“There are no secrets to success. It is the result of preparation, hard work, and learning from failure . Failure will never overtake me if my determination to succeed is strong enough. Success is not final, failure is not fatal: it is the courage to continue that counts.”Winston Churchill
In academia, success and failure is determined, in large part, by the peer review process. The emphasis in peer review is on filtering and selecting to ensure that outcomes are divided into winners and losers. Indeed academia is often viewed as a culture where early funding success begets further funding success. Better quality peer review processes should not only be about how to select winners and losers, but also how to build in a system that fosters academic careers in the long term. Early Career Researchers (ECRs) are particularly vulnerable to outcomes of peer review processes that can dictate success or failure in an academic career before it even starts.
In the earliest stages of an academic career, failure to secure funding in the first instance should not be regarded as the end for researchers. Instead, it should present an opportunity to learn, build on ideas and continue to participate in academic knowledge production. In this way, a peer review process should reflect the motive on a successful academic career as a marathon, not as a sprint.

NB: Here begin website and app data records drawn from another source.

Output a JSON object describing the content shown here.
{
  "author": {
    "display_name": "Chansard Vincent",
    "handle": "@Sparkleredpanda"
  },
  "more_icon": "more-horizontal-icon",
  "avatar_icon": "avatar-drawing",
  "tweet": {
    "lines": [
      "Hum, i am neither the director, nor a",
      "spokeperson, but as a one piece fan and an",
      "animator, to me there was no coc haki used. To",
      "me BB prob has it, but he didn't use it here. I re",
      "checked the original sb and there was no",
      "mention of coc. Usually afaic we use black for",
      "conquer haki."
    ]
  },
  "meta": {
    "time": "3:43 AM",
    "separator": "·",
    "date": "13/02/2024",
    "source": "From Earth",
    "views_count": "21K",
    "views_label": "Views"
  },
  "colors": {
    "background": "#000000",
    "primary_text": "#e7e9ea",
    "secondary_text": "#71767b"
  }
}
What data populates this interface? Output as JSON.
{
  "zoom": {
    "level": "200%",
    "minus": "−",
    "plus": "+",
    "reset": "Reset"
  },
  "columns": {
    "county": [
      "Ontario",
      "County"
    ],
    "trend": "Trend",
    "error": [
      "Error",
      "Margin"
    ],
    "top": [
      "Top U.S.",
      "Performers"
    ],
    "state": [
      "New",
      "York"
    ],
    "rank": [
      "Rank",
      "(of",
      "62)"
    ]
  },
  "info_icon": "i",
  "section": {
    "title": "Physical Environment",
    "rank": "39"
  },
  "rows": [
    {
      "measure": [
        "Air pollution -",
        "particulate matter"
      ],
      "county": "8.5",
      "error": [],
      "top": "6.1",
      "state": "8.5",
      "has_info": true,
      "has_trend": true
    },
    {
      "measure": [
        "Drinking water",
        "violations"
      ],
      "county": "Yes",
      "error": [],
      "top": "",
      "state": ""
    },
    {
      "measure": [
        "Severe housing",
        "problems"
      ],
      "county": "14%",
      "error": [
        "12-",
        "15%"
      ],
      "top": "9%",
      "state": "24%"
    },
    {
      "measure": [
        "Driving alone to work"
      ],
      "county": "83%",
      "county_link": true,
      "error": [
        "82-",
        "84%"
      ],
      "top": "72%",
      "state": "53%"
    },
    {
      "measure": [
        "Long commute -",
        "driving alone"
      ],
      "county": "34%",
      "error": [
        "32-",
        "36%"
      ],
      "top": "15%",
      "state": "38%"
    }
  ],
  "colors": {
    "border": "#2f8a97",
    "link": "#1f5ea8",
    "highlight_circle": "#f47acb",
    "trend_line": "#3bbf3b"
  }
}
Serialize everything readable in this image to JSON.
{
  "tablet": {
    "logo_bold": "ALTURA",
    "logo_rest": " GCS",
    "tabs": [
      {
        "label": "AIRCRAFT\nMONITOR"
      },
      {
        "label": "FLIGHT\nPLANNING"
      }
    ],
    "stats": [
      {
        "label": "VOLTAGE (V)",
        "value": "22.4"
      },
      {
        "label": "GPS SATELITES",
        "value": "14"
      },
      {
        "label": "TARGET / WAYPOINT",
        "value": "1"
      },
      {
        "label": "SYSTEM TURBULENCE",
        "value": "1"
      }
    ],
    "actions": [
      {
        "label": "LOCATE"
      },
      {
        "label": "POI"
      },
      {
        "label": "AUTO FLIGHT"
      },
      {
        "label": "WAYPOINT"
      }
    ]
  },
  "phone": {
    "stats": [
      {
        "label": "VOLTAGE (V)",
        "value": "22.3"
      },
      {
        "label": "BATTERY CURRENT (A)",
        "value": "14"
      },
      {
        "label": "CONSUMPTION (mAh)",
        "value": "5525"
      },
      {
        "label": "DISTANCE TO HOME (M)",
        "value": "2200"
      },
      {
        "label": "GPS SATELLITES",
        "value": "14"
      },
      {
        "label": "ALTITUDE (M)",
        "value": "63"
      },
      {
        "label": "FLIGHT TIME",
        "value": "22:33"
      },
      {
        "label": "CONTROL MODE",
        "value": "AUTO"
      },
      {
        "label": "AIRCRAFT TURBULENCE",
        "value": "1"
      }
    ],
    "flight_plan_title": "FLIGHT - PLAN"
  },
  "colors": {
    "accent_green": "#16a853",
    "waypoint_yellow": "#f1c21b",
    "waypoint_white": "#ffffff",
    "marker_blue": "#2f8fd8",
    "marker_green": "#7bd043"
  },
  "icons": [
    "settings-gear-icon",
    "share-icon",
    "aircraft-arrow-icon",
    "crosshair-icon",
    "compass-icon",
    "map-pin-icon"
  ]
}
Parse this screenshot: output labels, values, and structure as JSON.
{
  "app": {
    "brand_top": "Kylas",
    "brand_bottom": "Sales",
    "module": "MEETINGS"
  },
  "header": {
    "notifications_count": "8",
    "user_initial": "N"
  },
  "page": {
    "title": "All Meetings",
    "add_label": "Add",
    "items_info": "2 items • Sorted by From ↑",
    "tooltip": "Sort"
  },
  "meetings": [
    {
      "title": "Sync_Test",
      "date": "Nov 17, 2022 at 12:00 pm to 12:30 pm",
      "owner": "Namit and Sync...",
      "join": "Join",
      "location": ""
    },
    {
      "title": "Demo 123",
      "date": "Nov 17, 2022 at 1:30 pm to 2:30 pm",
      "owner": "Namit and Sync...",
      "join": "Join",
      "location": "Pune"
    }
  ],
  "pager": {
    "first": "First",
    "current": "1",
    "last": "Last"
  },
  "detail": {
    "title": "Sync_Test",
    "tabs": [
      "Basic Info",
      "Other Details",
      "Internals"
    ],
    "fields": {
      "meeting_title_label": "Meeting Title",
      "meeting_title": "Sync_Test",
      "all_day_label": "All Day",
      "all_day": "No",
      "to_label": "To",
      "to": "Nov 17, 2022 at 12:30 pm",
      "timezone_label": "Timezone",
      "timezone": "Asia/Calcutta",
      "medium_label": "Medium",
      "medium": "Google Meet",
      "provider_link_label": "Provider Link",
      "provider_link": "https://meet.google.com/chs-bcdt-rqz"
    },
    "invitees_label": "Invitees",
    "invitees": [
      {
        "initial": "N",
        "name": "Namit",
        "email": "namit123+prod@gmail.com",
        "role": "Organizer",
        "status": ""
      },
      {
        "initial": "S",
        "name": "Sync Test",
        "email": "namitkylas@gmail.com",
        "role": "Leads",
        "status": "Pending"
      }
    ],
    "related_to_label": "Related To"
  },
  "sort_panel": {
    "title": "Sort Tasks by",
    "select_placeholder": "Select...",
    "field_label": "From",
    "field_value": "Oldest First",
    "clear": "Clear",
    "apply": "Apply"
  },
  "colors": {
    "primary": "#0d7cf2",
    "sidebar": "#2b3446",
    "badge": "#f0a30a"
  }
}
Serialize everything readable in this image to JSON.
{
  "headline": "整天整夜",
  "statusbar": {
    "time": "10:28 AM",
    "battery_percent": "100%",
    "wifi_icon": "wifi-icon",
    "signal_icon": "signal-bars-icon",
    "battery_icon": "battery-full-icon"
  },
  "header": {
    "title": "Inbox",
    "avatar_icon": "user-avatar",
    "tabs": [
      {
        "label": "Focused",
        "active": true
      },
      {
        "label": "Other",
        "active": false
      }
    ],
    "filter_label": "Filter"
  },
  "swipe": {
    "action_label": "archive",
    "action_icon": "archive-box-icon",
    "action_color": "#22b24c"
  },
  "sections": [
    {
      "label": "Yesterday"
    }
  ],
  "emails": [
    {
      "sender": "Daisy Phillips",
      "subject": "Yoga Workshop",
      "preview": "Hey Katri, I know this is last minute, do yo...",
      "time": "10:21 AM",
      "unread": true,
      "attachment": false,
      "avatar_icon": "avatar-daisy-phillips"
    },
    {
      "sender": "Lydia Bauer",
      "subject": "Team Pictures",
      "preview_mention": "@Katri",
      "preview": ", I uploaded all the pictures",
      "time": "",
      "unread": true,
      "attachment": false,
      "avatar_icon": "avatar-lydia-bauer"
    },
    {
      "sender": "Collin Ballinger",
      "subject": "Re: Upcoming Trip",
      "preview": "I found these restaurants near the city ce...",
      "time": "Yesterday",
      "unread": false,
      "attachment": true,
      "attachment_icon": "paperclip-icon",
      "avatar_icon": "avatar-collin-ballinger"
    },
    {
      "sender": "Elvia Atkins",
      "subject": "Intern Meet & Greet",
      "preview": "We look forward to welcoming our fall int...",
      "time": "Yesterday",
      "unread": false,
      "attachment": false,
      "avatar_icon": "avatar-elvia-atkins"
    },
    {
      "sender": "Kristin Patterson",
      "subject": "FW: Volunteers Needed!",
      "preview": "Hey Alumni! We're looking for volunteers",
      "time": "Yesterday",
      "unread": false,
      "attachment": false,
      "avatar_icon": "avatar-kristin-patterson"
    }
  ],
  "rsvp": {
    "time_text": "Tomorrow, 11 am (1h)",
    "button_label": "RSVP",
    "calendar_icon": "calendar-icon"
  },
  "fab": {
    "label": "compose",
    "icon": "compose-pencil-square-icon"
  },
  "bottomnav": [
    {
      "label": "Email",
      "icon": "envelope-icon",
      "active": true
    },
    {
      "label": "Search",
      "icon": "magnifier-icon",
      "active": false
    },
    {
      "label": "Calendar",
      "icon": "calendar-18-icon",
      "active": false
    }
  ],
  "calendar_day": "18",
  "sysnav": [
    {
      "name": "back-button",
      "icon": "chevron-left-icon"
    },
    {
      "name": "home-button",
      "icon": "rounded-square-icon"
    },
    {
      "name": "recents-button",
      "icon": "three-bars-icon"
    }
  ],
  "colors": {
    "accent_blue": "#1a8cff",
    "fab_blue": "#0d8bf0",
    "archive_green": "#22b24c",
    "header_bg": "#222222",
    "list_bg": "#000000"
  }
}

For those who persevere, success is achieved in the long-run and as has been stated in the past, ‘failure is only the end if you decide to stop’.